(Data entries)
----
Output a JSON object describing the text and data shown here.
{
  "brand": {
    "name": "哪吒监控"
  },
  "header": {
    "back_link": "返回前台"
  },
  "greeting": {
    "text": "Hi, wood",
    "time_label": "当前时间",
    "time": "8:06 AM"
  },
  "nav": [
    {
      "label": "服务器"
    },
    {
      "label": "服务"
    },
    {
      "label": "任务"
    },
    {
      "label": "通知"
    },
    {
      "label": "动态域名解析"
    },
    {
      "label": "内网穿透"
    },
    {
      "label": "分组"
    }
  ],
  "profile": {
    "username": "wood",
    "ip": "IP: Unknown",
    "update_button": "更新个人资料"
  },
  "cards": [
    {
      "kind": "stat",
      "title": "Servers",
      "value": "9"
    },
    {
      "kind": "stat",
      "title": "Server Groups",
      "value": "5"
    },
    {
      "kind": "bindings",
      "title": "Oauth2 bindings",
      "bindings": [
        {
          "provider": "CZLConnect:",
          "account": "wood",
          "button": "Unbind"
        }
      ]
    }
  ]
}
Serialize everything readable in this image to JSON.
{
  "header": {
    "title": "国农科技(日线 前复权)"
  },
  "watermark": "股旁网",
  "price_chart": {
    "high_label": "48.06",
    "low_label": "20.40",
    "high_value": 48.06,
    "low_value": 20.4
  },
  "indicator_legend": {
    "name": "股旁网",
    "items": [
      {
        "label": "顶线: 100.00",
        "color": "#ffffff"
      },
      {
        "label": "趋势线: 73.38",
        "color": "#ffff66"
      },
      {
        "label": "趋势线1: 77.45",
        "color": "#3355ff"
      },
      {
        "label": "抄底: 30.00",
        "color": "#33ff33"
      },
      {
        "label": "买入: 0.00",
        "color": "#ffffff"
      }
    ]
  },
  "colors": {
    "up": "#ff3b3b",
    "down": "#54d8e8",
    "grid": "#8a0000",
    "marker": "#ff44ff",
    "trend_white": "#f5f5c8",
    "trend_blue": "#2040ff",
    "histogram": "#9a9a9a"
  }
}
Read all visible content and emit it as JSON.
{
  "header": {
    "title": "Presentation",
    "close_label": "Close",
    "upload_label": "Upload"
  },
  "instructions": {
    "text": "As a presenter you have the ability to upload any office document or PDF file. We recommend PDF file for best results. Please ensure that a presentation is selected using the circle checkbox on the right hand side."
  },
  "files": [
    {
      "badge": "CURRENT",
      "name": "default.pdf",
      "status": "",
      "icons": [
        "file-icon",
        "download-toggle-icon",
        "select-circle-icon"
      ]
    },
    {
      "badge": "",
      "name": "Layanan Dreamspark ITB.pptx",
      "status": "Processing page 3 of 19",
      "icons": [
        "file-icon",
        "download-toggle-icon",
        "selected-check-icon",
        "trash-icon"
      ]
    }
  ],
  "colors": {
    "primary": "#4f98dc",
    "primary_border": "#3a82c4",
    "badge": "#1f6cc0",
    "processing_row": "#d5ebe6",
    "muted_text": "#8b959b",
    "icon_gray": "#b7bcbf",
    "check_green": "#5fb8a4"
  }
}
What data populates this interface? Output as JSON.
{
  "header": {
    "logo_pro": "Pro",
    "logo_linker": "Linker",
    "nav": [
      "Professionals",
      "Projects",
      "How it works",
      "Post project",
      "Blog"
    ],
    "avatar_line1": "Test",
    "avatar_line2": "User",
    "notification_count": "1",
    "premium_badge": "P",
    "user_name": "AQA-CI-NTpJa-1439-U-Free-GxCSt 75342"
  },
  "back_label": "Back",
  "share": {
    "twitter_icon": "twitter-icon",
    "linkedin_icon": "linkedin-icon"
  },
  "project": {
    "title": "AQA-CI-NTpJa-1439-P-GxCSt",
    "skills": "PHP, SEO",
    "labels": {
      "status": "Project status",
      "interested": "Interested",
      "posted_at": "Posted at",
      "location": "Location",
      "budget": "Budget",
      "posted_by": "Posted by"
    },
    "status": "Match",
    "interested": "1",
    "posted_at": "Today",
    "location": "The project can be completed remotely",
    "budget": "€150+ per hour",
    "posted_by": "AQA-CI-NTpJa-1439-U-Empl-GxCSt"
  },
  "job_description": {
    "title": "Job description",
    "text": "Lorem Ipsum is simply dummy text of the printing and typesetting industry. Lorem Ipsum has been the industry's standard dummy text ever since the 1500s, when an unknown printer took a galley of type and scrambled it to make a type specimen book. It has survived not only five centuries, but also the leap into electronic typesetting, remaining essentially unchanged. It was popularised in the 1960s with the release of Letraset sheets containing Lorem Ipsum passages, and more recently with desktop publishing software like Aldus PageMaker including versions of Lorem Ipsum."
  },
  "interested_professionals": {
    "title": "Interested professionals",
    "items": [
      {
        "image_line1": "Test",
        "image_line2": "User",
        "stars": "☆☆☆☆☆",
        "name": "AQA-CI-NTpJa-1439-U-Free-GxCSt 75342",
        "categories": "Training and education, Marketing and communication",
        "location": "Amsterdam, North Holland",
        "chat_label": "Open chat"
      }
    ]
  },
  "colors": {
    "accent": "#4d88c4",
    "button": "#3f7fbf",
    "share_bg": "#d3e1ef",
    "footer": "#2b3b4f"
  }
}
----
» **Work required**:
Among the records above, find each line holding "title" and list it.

» **Exercise answer**:
      "title": "Servers",
      "title": "Server Groups",
      "title": "Oauth2 bindings",
    "title": "国农科技(日线 前复权)"
    "title": "Presentation",
    "title": "AQA-CI-NTpJa-1439-P-GxCSt",
    "title": "Job description",
    "title": "Interested professionals",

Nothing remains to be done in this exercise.